Being one of the biggest regulated gambling markets in the world, the UK strives to implement the right regulatory model to ensure a safe and fair gambling environment for operators and players. As the review of the 2005 Gambling Act is approaching its date, the UK Gambling Commission (UKGC) is continuously taking regulatory actions against operators who are not compliant with the guidelines and rules imposed by the regulator.
Last week, the gambling operator Novibet gave up its UK licence, with the company informing its UK-based customers that it would immediately cease its operations on the British market. Meanwhile, the UKGC imposed a fine on another gambling business due to social responsibility and money laundering failings.

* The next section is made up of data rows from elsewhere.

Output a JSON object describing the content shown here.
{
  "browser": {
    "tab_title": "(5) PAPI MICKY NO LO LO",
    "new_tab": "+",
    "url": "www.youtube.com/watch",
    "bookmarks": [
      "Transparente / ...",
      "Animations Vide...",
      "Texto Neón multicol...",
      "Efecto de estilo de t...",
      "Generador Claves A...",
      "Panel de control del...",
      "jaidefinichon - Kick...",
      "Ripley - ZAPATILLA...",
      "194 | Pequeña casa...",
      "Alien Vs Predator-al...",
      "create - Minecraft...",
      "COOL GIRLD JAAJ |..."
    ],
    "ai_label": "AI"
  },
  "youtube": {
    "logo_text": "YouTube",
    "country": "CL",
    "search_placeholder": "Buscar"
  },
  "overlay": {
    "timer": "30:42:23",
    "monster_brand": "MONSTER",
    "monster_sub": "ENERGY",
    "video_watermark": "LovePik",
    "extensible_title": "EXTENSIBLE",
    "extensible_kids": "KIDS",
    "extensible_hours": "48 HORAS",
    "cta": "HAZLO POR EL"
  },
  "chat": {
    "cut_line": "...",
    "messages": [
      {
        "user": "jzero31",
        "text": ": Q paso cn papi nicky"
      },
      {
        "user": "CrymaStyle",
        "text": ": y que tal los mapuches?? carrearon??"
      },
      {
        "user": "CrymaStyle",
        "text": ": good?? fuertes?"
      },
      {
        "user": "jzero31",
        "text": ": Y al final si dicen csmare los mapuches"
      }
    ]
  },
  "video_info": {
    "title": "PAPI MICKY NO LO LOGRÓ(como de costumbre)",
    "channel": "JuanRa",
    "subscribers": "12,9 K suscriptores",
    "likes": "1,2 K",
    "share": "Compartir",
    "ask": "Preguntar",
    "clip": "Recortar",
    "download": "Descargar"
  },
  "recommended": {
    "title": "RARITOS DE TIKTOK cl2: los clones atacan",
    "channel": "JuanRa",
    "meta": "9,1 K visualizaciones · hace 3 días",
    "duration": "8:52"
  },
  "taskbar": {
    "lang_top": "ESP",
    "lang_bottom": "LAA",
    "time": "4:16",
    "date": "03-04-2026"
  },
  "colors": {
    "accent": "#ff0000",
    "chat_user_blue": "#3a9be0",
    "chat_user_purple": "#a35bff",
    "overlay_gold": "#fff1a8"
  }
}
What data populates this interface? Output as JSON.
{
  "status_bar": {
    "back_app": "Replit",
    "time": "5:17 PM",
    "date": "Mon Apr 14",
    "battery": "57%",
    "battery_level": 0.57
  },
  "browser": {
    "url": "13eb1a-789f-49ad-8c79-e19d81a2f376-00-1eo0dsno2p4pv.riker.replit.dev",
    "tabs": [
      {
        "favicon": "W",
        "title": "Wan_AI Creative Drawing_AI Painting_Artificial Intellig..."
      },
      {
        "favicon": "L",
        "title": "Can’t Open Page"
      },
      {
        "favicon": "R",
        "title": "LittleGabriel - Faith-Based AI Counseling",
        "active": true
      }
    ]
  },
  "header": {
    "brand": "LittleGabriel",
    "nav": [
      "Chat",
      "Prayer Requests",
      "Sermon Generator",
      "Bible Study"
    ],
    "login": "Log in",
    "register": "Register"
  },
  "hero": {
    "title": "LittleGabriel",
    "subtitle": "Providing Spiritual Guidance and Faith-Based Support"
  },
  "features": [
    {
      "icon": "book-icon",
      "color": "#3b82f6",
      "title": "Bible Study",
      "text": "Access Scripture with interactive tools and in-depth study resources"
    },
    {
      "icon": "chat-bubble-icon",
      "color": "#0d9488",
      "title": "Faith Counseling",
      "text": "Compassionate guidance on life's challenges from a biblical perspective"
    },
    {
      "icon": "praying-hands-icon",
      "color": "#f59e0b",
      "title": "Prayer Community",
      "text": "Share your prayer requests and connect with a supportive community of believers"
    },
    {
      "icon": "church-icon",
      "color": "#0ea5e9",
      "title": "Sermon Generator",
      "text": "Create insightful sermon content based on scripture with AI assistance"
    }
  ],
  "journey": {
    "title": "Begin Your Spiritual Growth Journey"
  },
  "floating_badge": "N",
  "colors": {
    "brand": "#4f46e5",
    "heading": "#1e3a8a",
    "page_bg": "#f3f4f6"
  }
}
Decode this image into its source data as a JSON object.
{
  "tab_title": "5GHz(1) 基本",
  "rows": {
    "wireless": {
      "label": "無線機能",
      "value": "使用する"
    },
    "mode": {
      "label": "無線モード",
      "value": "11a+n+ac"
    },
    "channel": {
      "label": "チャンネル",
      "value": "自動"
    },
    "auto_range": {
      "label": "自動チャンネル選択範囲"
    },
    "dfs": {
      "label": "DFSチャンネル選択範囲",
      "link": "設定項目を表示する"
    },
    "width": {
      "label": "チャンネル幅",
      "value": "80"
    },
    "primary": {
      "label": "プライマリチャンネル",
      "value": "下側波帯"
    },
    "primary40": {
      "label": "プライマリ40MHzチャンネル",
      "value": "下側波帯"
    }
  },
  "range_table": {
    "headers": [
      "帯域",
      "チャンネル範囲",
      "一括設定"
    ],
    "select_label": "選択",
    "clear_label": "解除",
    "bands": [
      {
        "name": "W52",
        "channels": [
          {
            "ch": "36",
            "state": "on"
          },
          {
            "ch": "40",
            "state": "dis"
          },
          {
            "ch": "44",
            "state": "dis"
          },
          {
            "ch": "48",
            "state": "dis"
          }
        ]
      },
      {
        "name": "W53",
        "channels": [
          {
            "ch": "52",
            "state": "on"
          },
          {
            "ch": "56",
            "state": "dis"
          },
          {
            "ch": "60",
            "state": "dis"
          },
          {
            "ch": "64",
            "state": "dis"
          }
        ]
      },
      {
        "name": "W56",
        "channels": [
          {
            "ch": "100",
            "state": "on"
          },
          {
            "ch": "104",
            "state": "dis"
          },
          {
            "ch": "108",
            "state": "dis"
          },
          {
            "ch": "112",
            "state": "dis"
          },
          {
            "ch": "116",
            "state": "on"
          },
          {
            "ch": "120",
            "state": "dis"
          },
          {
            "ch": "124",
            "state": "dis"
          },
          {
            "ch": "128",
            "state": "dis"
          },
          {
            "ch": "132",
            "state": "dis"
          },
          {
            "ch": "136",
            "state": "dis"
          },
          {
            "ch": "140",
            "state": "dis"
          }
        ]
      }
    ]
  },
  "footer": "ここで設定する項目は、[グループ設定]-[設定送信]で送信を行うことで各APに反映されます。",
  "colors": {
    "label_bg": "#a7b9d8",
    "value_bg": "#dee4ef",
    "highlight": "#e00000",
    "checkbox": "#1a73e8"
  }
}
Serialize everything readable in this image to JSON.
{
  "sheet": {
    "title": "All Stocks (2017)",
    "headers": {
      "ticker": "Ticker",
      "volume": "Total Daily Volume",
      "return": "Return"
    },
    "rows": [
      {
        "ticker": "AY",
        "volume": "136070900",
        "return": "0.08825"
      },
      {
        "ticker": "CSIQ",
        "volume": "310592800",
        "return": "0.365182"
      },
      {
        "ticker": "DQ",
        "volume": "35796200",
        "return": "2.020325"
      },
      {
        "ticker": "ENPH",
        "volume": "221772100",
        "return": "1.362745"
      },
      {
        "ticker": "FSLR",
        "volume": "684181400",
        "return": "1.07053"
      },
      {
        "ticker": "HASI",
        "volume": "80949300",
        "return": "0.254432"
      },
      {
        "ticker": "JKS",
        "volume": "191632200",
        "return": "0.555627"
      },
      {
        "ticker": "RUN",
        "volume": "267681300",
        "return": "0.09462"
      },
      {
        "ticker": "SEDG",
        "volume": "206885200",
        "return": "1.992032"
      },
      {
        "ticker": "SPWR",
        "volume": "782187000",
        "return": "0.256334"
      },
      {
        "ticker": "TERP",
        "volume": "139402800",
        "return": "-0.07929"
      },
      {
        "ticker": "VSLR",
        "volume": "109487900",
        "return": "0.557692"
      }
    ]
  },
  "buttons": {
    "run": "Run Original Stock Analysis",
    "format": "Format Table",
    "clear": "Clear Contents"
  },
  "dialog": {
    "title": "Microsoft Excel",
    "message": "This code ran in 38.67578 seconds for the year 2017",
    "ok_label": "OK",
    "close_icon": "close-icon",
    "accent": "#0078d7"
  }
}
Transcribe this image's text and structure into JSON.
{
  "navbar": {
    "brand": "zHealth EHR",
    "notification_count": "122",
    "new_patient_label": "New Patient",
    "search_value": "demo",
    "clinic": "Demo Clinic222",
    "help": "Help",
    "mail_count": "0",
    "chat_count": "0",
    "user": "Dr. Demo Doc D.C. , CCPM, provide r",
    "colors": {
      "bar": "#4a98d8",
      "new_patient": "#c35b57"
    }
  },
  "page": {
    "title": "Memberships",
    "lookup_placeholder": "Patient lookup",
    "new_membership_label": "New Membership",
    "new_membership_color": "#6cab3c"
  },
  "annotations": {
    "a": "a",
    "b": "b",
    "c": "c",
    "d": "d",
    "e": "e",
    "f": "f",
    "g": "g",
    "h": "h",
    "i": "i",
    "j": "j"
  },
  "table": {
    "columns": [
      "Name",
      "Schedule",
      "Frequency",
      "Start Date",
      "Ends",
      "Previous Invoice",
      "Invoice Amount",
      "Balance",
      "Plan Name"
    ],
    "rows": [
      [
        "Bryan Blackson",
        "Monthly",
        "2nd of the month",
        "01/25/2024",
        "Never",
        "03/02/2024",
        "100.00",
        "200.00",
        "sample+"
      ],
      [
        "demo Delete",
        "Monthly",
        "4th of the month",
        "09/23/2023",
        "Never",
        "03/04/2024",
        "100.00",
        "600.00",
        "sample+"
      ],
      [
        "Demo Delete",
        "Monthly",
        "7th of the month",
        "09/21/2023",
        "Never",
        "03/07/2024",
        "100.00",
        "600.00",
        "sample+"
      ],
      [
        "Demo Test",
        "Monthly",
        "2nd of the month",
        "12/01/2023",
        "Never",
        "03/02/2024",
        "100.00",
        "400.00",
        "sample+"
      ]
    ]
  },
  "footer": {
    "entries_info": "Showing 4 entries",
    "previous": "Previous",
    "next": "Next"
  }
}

Novibet Leaves the UK Gambling Market
Last week, Novibet announced that it surrendered its UK licence and stopped its operations in the UK. The Greek company acquired its licence for real event betting and online casino services in 2014. After operating for a little over seven years, the operator informed its British customers that they would no longer be able to place wagers on Novibet’s website.
The surrender of the licence took effect immediately, with the operator ceasing its operations in the UK on 21 February. Prior to this date, the operator made sure to inform its British customers about the decision, asking them to withdraw any funds available in their accounts. Players were also directed to the customer support team of Novibet if they had any questions about the current situation.
Just as it has stipulated guidelines for operating in the UK market, the Gambling Commission has also set up rules for operators who are surrendering their UK licences. The regulatory body requires businesses to be transparent with their customers and make sure they have taken the proper measures to protect consumers if the company happens to leave the UK market.
According to the UKGC, operators who are surrendering their UK licences must notify their customers about the decision via different sorts of notices such as direct messages or social media posts. Operators are also required to provide enough contact options to customers who may have complaints about the operator ceasing its operations in the UK.
UKGC Takes Regulatory Measures Against BetVictor
In order to continue its work on ensuring a better-regulated gambling industry, last week, the UKGC imposed a fine on BV Gaming, t/a BetVictor. Following an investigation on the company’s operations, the regulator revealed failings related to social responsibility as well as anti-money laundering policies. As a result of the said investigation, BetVictor was required to pay £2 million.
The gaming operator runs the domains betvictor.com, betvictor.mobi, heartbingo.co.uk, bingo.co.uk as well as parimatch.co.uk. The amount of £2 million is required to be paid to the Commission as a financial settlement. The money from the settlement will be used to support the National Strategy to Reduce Gambling Harms. This is a three-year project that was launched with the intent to help the reduction of gambling-related harms among British players and bettors.
Leanne Oxley, Director of Enforcement for the UKGC, commented on the regulatory measure, saying that the main goal of the regulator is to ensure a fair, crime-free gambling industry in the UK but BetVictor was not compliant with the regulations that strive to achieve these objectives.
A compliance assessment of BetVictor’s operations was launched in March 2020 and it covered the period between 1 January 2019 and 12 March 2020. Among the failings revealed by the UKGC, some of the major missings include breach of the terms for fair and transparent practices as well as breach of licence conditions for prevention of money laundering and terrorist financing.
BetVictor also was not compliant with the licence conditions establishing the anti-money laundering measures foreign operators are required to take. The social responsibility code for customer interaction was also breached as well as other marketing requirements.
The settlement imposed by the UKGC involves a £352,000 divestment of GGY which was generated through the bad practices recorded during the said period. The company was also required to pay a financial penalty of £1,782,00 which, along with the aforementioned divestment, will go to the National Strategy to Reduce Gambling Harm. A payment of £11,000 must also be done to the Commission as this was determined to be the cost of the investigation process. As a part of the regulatory settlement, BetVictor was required to make a public statement related to the case.